The city budget is on track, which is good news compared to the last budget cycle where the city had to tap into reserves to save jobs and programs.
City Manager Rod Swope updated the city finance committee Wednesday on how the two-year budget outlook is now that third quarter information is in
Swope said the state and federal revenues anticipated are expected to remain as projected.
The interest earned on investments is down $600,000 for this fiscal year, and Swope anticipates the same shortfall in FY 2012. Interest rates weren't as high as expected, he said. Of the $80 million city budget, most of that goes in and out of the city books. During that transition of receiving revenue and paying out expenses, the city earns interest.
Another area that saw a deficit in revenue is property tax. Swope said it's 2.5 percent less than projected, which equates to $1 million. He said property values haven't rebounded to the extent they projected, but instead remained stagnant.
Sales tax revenue overall was up 0.5 percent more than projected, which accounts for $400,000. Swope was surprised by that considering tourism sales this summer were 10 percent lower than projected - the city anticipated sales to be 12 percent lower than last year and instead they were down 22 percent.
One upside to tax revenue is the increase of local purchases - specifically gasoline and hotel stays. That revenue was 3 percent higher than expected.
Finance director Craig Duncan showed a graph with per-quarter trends from FY 2007 through FY 2011's projections. He said the trend is now a drop in tourism sales tax revenues.

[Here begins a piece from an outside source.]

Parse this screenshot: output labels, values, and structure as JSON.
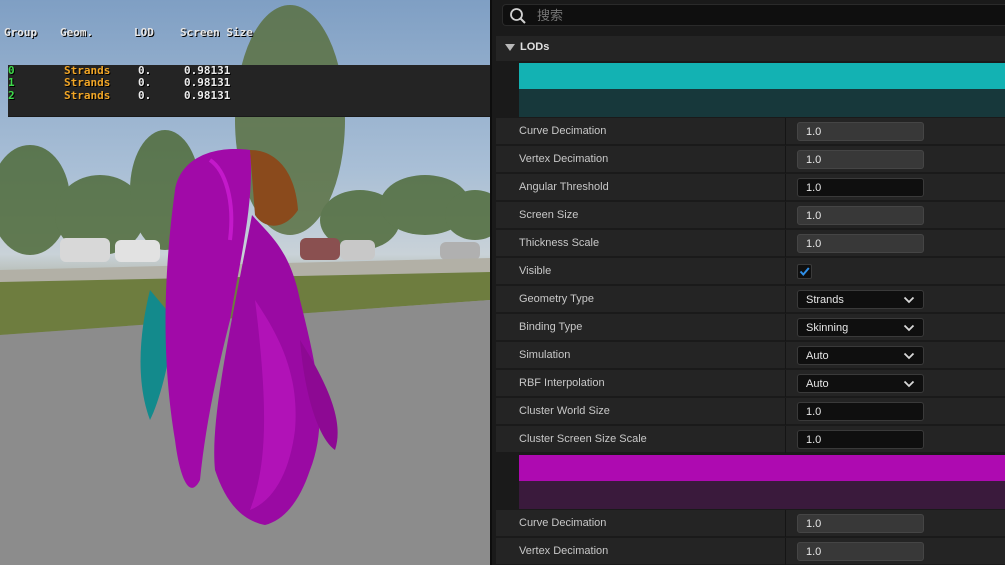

"Our local economy is actually improving," he said of non third-quarter tax revenues. "(The drop) is a result of tourists coming in and not spending as much as they have in the past."
In addition, FY 2010 books have been closed and there is a fund balance of $600,000 in savings from departments and $843,000 of additional interest on income in FY 2010 that wasn't expected. Swope said it basically turned out to be a wash.
"The message is, we're not looking at major reductions, cuts or layoffs at this time, but we are holding the line tight," he said. "Fiscal years 2013 and 14 (don't) look quite so rosy."
Swope said significant deficits are likely in FY 2013 and 2014. Duncan said that's because state and federal revenues are either decreasing or being discontinued starting those years. The net shortfall projected into FY 2013 as things stand now will be $4.8 million. In FY 2014 that shortfall lessens to $2.9 million.
"That's all the more reason for us to hold the line and be as tight as we can," he said. "It's really hard to predict with any certainty what things are going to look like 3-4 years out, but it's an important strategy to use."
Assemblyman Bob Doll was hopeful the FY 2013-2014 budget could be achieved without a draw on the "rainy day" fund.
Swope said when he drafts a budget it is balanced, which may include cuts. He said if the Assembly gives direction to use rainy day funds over cuts, that's their prerogative.
"When I look at the budget, I think we've got to take some steps now to address that," he said. "It's hard for me to take drastic steps now to address a guesstimate of what things might look like three to four years from now. Nonetheless, I don't think we can ignore it."
Doll said he felt the upcoming forecast is more optimistic than two years ago.
Contact reporter Sarah Day at 523-2279 or at sarah.day@ juneauempire.com.